BEGIN Raw data

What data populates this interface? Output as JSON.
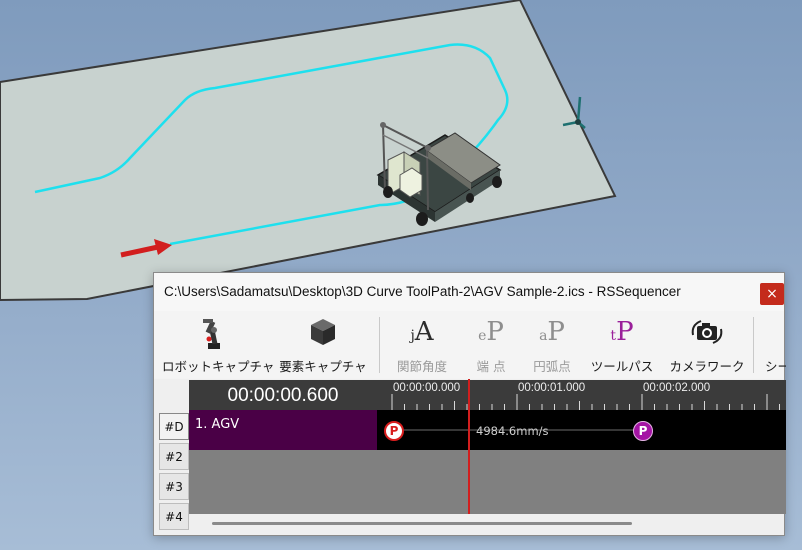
{
  "window": {
    "title": "C:\\Users\\Sadamatsu\\Desktop\\3D Curve ToolPath-2\\AGV Sample-2.ics - RSSequencer",
    "close_label": "×"
  },
  "toolbar": {
    "robot_capture": "ロボットキャプチャ",
    "element_capture": "要素キャプチャ",
    "joint_angle": "関節角度",
    "end_point": "端 点",
    "arc_point": "円弧点",
    "tool_path": "ツールパス",
    "camera_work": "カメラワーク",
    "scene": "シー",
    "joint_glyph_sub": "j",
    "joint_glyph_main": "A",
    "end_glyph_sub": "e",
    "end_glyph_main": "P",
    "arc_glyph_sub": "a",
    "arc_glyph_main": "P",
    "tool_glyph_sub": "t",
    "tool_glyph_main": "P"
  },
  "timeline": {
    "current_time": "00:00:00.600",
    "ticks": [
      "00:00:00.000",
      "00:00:01.000",
      "00:00:02.000"
    ],
    "rows": [
      "#D",
      "#2",
      "#3",
      "#4"
    ],
    "track_label": "1.  AGV",
    "speed_label": "4984.6mm/s",
    "start_pin": "P",
    "end_pin": "P"
  },
  "colors": {
    "path": "#1ee0ee",
    "track_name_bg": "#4a0046",
    "cursor": "#d21e1e",
    "pin_purple": "#a414a4"
  }
}
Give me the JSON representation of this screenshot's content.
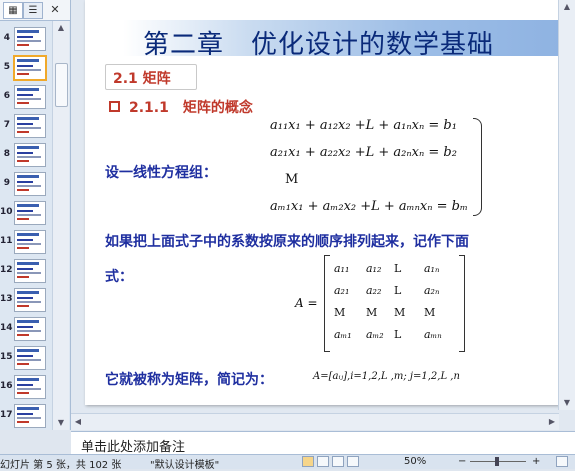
{
  "thumbnails": {
    "tab_icon_slides": "▦",
    "tab_icon_outline": "☰",
    "close_icon": "✕",
    "items": [
      {
        "num": "4"
      },
      {
        "num": "5"
      },
      {
        "num": "6"
      },
      {
        "num": "7"
      },
      {
        "num": "8"
      },
      {
        "num": "9"
      },
      {
        "num": "10"
      },
      {
        "num": "11"
      },
      {
        "num": "12"
      },
      {
        "num": "13"
      },
      {
        "num": "14"
      },
      {
        "num": "15"
      },
      {
        "num": "16"
      },
      {
        "num": "17"
      }
    ],
    "selected_num": "5"
  },
  "slide": {
    "title": "第二章　优化设计的数学基础",
    "section": "2.1  矩阵",
    "subsection": "2.1.1　矩阵的概念",
    "equations_label": "设一线性方程组：",
    "eq1": "a₁₁x₁ + a₁₂x₂ +L + a₁ₙxₙ = b₁",
    "eq2": "a₂₁x₁ + a₂₂x₂ +L + a₂ₙxₙ = b₂",
    "eq3": "M",
    "eq4": "aₘ₁x₁ + aₘ₂x₂ +L + aₘₙxₙ = bₘ",
    "sentence1": "如果把上面式子中的系数按原来的顺序排列起来，记作下面",
    "sentence2": "式：",
    "matrix_lhs": "A =",
    "matrix_rows": [
      [
        "a₁₁",
        "a₁₂",
        "L",
        "a₁ₙ"
      ],
      [
        "a₂₁",
        "a₂₂",
        "L",
        "a₂ₙ"
      ],
      [
        "M",
        "M",
        "M",
        "M"
      ],
      [
        "aₘ₁",
        "aₘ₂",
        "L",
        "aₘₙ"
      ]
    ],
    "conclusion": "它就被称为矩阵，简记为：",
    "notation": "A=[aᵢⱼ],i=1,2,L ,m; j=1,2,L ,n"
  },
  "notes": {
    "placeholder": "单击此处添加备注"
  },
  "status": {
    "slide_info": "幻灯片 第 5 张，共 102 张",
    "theme": "\"默认设计模板\"",
    "zoom": "50%",
    "zoom_minus": "−",
    "zoom_plus": "+"
  },
  "colors": {
    "title": "#0a2a7a",
    "accent": "#c0392b",
    "body": "#1f2fa0",
    "selection": "#f0a92b"
  }
}
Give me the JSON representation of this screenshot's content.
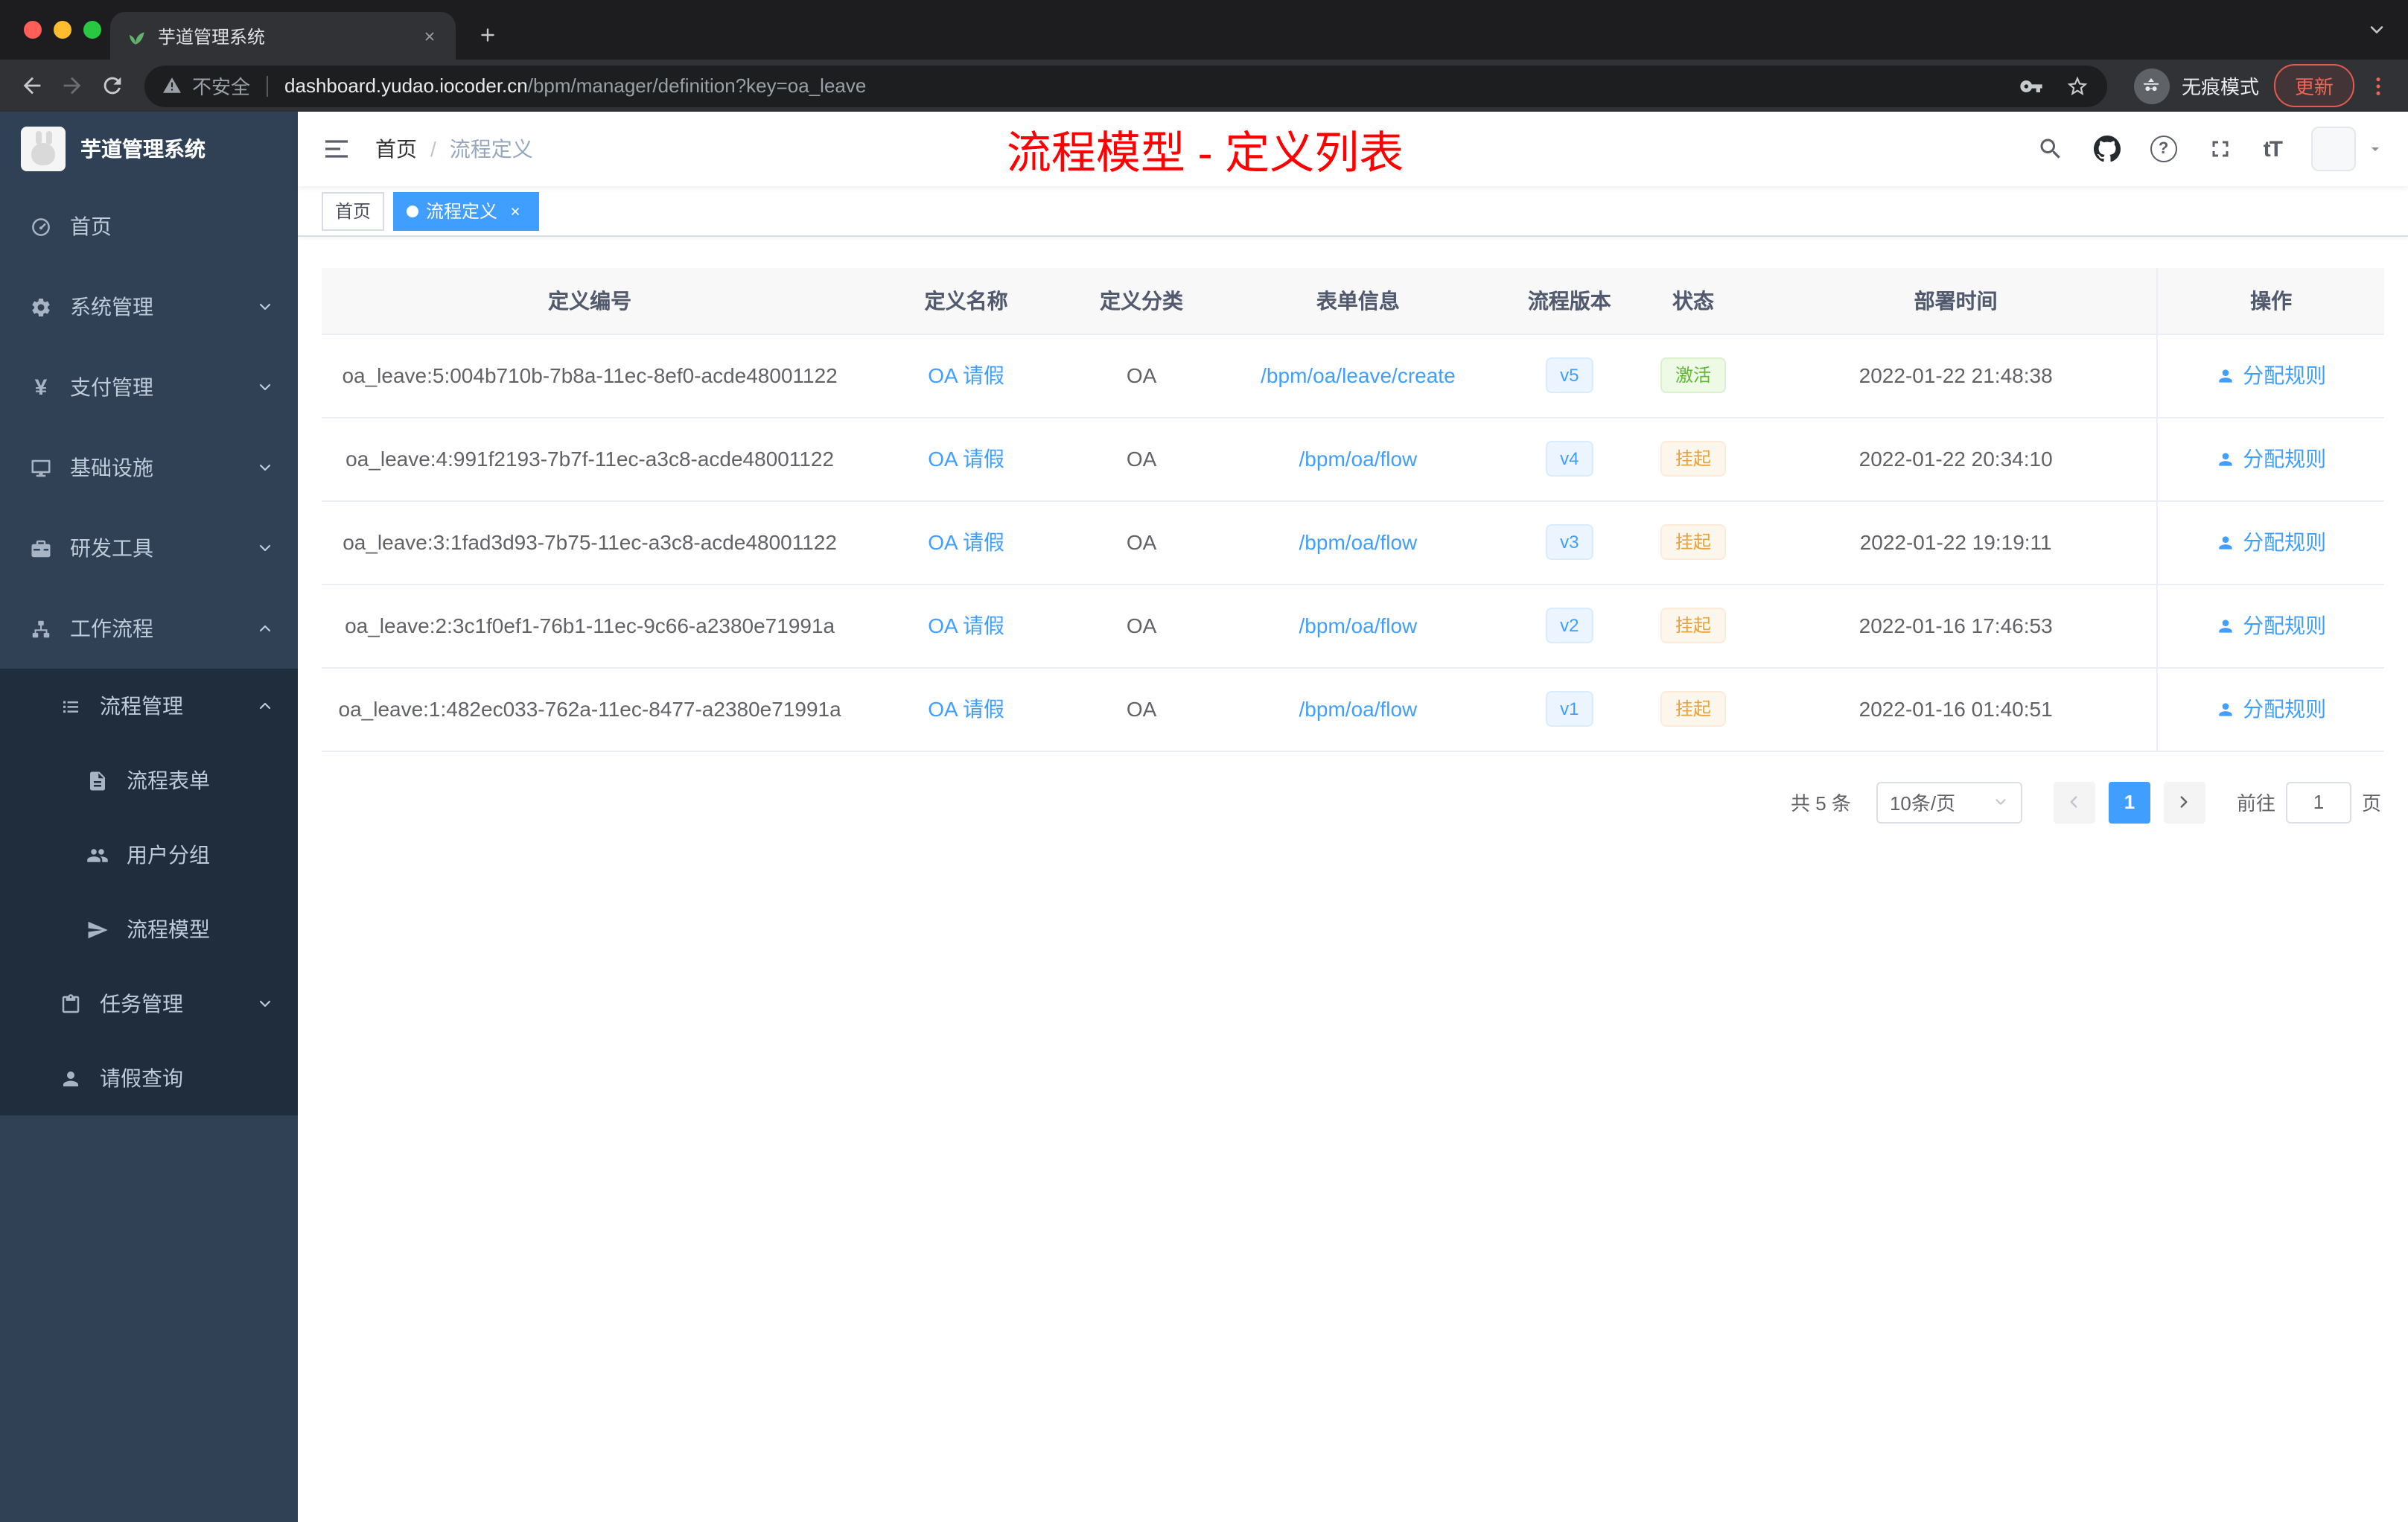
{
  "browser": {
    "tab_title": "芋道管理系统",
    "security_label": "不安全",
    "url_host": "dashboard.yudao.iocoder.cn",
    "url_path": "/bpm/manager/definition?key=oa_leave",
    "incognito_label": "无痕模式",
    "update_label": "更新"
  },
  "sidebar": {
    "logo_title": "芋道管理系统",
    "items": [
      {
        "label": "首页"
      },
      {
        "label": "系统管理"
      },
      {
        "label": "支付管理"
      },
      {
        "label": "基础设施"
      },
      {
        "label": "研发工具"
      },
      {
        "label": "工作流程"
      }
    ],
    "nested": {
      "process_management": "流程管理",
      "process_form": "流程表单",
      "user_group": "用户分组",
      "process_model": "流程模型",
      "task_management": "任务管理",
      "leave_query": "请假查询"
    }
  },
  "navbar": {
    "breadcrumb_home": "首页",
    "breadcrumb_separator": "/",
    "breadcrumb_current": "流程定义",
    "help_glyph": "?",
    "font_size_glyph": "tT"
  },
  "annotation": {
    "text": "流程模型 - 定义列表",
    "color": "#ff0000"
  },
  "tags": {
    "home": "首页",
    "current": "流程定义"
  },
  "table": {
    "columns": [
      "定义编号",
      "定义名称",
      "定义分类",
      "表单信息",
      "流程版本",
      "状态",
      "部署时间",
      "操作"
    ],
    "rows": [
      {
        "id": "oa_leave:5:004b710b-7b8a-11ec-8ef0-acde48001122",
        "name": "OA 请假",
        "category": "OA",
        "form": "/bpm/oa/leave/create",
        "version": "v5",
        "status": "激活",
        "deploy_time": "2022-01-22 21:48:38",
        "action": "分配规则"
      },
      {
        "id": "oa_leave:4:991f2193-7b7f-11ec-a3c8-acde48001122",
        "name": "OA 请假",
        "category": "OA",
        "form": "/bpm/oa/flow",
        "version": "v4",
        "status": "挂起",
        "deploy_time": "2022-01-22 20:34:10",
        "action": "分配规则"
      },
      {
        "id": "oa_leave:3:1fad3d93-7b75-11ec-a3c8-acde48001122",
        "name": "OA 请假",
        "category": "OA",
        "form": "/bpm/oa/flow",
        "version": "v3",
        "status": "挂起",
        "deploy_time": "2022-01-22 19:19:11",
        "action": "分配规则"
      },
      {
        "id": "oa_leave:2:3c1f0ef1-76b1-11ec-9c66-a2380e71991a",
        "name": "OA 请假",
        "category": "OA",
        "form": "/bpm/oa/flow",
        "version": "v2",
        "status": "挂起",
        "deploy_time": "2022-01-16 17:46:53",
        "action": "分配规则"
      },
      {
        "id": "oa_leave:1:482ec033-762a-11ec-8477-a2380e71991a",
        "name": "OA 请假",
        "category": "OA",
        "form": "/bpm/oa/flow",
        "version": "v1",
        "status": "挂起",
        "deploy_time": "2022-01-16 01:40:51",
        "action": "分配规则"
      }
    ]
  },
  "pagination": {
    "total_label": "共 5 条",
    "page_size_label": "10条/页",
    "current_page": "1",
    "goto_label": "前往",
    "goto_value": "1",
    "unit_label": "页"
  },
  "colors": {
    "accent_blue": "#409eff",
    "success_green": "#67c23a",
    "warning_orange": "#e6a23c",
    "annotation_red": "#ff0000",
    "sidebar_bg": "#304156",
    "submenu_bg": "#1f2d3d"
  }
}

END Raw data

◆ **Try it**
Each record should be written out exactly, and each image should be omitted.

◆ **Answer section**
What data populates this interface? Output as JSON.
{
  "window": {
    "title": "C:\\Users\\Sadamatsu\\Desktop\\3D Curve ToolPath-2\\AGV Sample-2.ics - RSSequencer",
    "close_label": "×"
  },
  "toolbar": {
    "robot_capture": "ロボットキャプチャ",
    "element_capture": "要素キャプチャ",
    "joint_angle": "関節角度",
    "end_point": "端 点",
    "arc_point": "円弧点",
    "tool_path": "ツールパス",
    "camera_work": "カメラワーク",
    "scene": "シー",
    "joint_glyph_sub": "j",
    "joint_glyph_main": "A",
    "end_glyph_sub": "e",
    "end_glyph_main": "P",
    "arc_glyph_sub": "a",
    "arc_glyph_main": "P",
    "tool_glyph_sub": "t",
    "tool_glyph_main": "P"
  },
  "timeline": {
    "current_time": "00:00:00.600",
    "ticks": [
      "00:00:00.000",
      "00:00:01.000",
      "00:00:02.000"
    ],
    "rows": [
      "#D",
      "#2",
      "#3",
      "#4"
    ],
    "track_label": "1.  AGV",
    "speed_label": "4984.6mm/s",
    "start_pin": "P",
    "end_pin": "P"
  },
  "colors": {
    "path": "#1ee0ee",
    "track_name_bg": "#4a0046",
    "cursor": "#d21e1e",
    "pin_purple": "#a414a4"
  }
}
Give me the JSON representation of this screenshot's content.
{
  "thumbnails": {
    "tab_icon_slides": "▦",
    "tab_icon_outline": "☰",
    "close_icon": "✕",
    "items": [
      {
        "num": "4"
      },
      {
        "num": "5"
      },
      {
        "num": "6"
      },
      {
        "num": "7"
      },
      {
        "num": "8"
      },
      {
        "num": "9"
      },
      {
        "num": "10"
      },
      {
        "num": "11"
      },
      {
        "num": "12"
      },
      {
        "num": "13"
      },
      {
        "num": "14"
      },
      {
        "num": "15"
      },
      {
        "num": "16"
      },
      {
        "num": "17"
      }
    ],
    "selected_num": "5"
  },
  "slide": {
    "title": "第二章　优化设计的数学基础",
    "section": "2.1  矩阵",
    "subsection": "2.1.1　矩阵的概念",
    "equations_label": "设一线性方程组：",
    "eq1": "a₁₁x₁ + a₁₂x₂ +L + a₁ₙxₙ = b₁",
    "eq2": "a₂₁x₁ + a₂₂x₂ +L + a₂ₙxₙ = b₂",
    "eq3": "M",
    "eq4": "aₘ₁x₁ + aₘ₂x₂ +L + aₘₙxₙ = bₘ",
    "sentence1": "如果把上面式子中的系数按原来的顺序排列起来，记作下面",
    "sentence2": "式：",
    "matrix_lhs": "A =",
    "matrix_rows": [
      [
        "a₁₁",
        "a₁₂",
        "L",
        "a₁ₙ"
      ],
      [
        "a₂₁",
        "a₂₂",
        "L",
        "a₂ₙ"
      ],
      [
        "M",
        "M",
        "M",
        "M"
      ],
      [
        "aₘ₁",
        "aₘ₂",
        "L",
        "aₘₙ"
      ]
    ],
    "conclusion": "它就被称为矩阵，简记为：",
    "notation": "A=[aᵢⱼ],i=1,2,L ,m; j=1,2,L ,n"
  },
  "notes": {
    "placeholder": "单击此处添加备注"
  },
  "status": {
    "slide_info": "幻灯片 第 5 张，共 102 张",
    "theme": "\"默认设计模板\"",
    "zoom": "50%",
    "zoom_minus": "−",
    "zoom_plus": "+"
  },
  "colors": {
    "title": "#0a2a7a",
    "accent": "#c0392b",
    "body": "#1f2fa0",
    "selection": "#f0a92b"
  }
}
Give me the JSON representation of this screenshot's content.
{
  "browser": {
    "tab_title": "芋道管理系统",
    "security_label": "不安全",
    "url_host": "dashboard.yudao.iocoder.cn",
    "url_path": "/bpm/manager/definition?key=oa_leave",
    "incognito_label": "无痕模式",
    "update_label": "更新"
  },
  "sidebar": {
    "logo_title": "芋道管理系统",
    "items": [
      {
        "label": "首页"
      },
      {
        "label": "系统管理"
      },
      {
        "label": "支付管理"
      },
      {
        "label": "基础设施"
      },
      {
        "label": "研发工具"
      },
      {
        "label": "工作流程"
      }
    ],
    "nested": {
      "process_management": "流程管理",
      "process_form": "流程表单",
      "user_group": "用户分组",
      "process_model": "流程模型",
      "task_management": "任务管理",
      "leave_query": "请假查询"
    }
  },
  "navbar": {
    "breadcrumb_home": "首页",
    "breadcrumb_separator": "/",
    "breadcrumb_current": "流程定义",
    "help_glyph": "?",
    "font_size_glyph": "tT"
  },
  "annotation": {
    "text": "流程模型 - 定义列表",
    "color": "#ff0000"
  },
  "tags": {
    "home": "首页",
    "current": "流程定义"
  },
  "table": {
    "columns": [
      "定义编号",
      "定义名称",
      "定义分类",
      "表单信息",
      "流程版本",
      "状态",
      "部署时间",
      "操作"
    ],
    "rows": [
      {
        "id": "oa_leave:5:004b710b-7b8a-11ec-8ef0-acde48001122",
        "name": "OA 请假",
        "category": "OA",
        "form": "/bpm/oa/leave/create",
        "version": "v5",
        "status": "激活",
        "deploy_time": "2022-01-22 21:48:38",
        "action": "分配规则"
      },
      {
        "id": "oa_leave:4:991f2193-7b7f-11ec-a3c8-acde48001122",
        "name": "OA 请假",
        "category": "OA",
        "form": "/bpm/oa/flow",
        "version": "v4",
        "status": "挂起",
        "deploy_time": "2022-01-22 20:34:10",
        "action": "分配规则"
      },
      {
        "id": "oa_leave:3:1fad3d93-7b75-11ec-a3c8-acde48001122",
        "name": "OA 请假",
        "category": "OA",
        "form": "/bpm/oa/flow",
        "version": "v3",
        "status": "挂起",
        "deploy_time": "2022-01-22 19:19:11",
        "action": "分配规则"
      },
      {
        "id": "oa_leave:2:3c1f0ef1-76b1-11ec-9c66-a2380e71991a",
        "name": "OA 请假",
        "category": "OA",
        "form": "/bpm/oa/flow",
        "version": "v2",
        "status": "挂起",
        "deploy_time": "2022-01-16 17:46:53",
        "action": "分配规则"
      },
      {
        "id": "oa_leave:1:482ec033-762a-11ec-8477-a2380e71991a",
        "name": "OA 请假",
        "category": "OA",
        "form": "/bpm/oa/flow",
        "version": "v1",
        "status": "挂起",
        "deploy_time": "2022-01-16 01:40:51",
        "action": "分配规则"
      }
    ]
  },
  "pagination": {
    "total_label": "共 5 条",
    "page_size_label": "10条/页",
    "current_page": "1",
    "goto_label": "前往",
    "goto_value": "1",
    "unit_label": "页"
  },
  "colors": {
    "accent_blue": "#409eff",
    "success_green": "#67c23a",
    "warning_orange": "#e6a23c",
    "annotation_red": "#ff0000",
    "sidebar_bg": "#304156",
    "submenu_bg": "#1f2d3d"
  }
}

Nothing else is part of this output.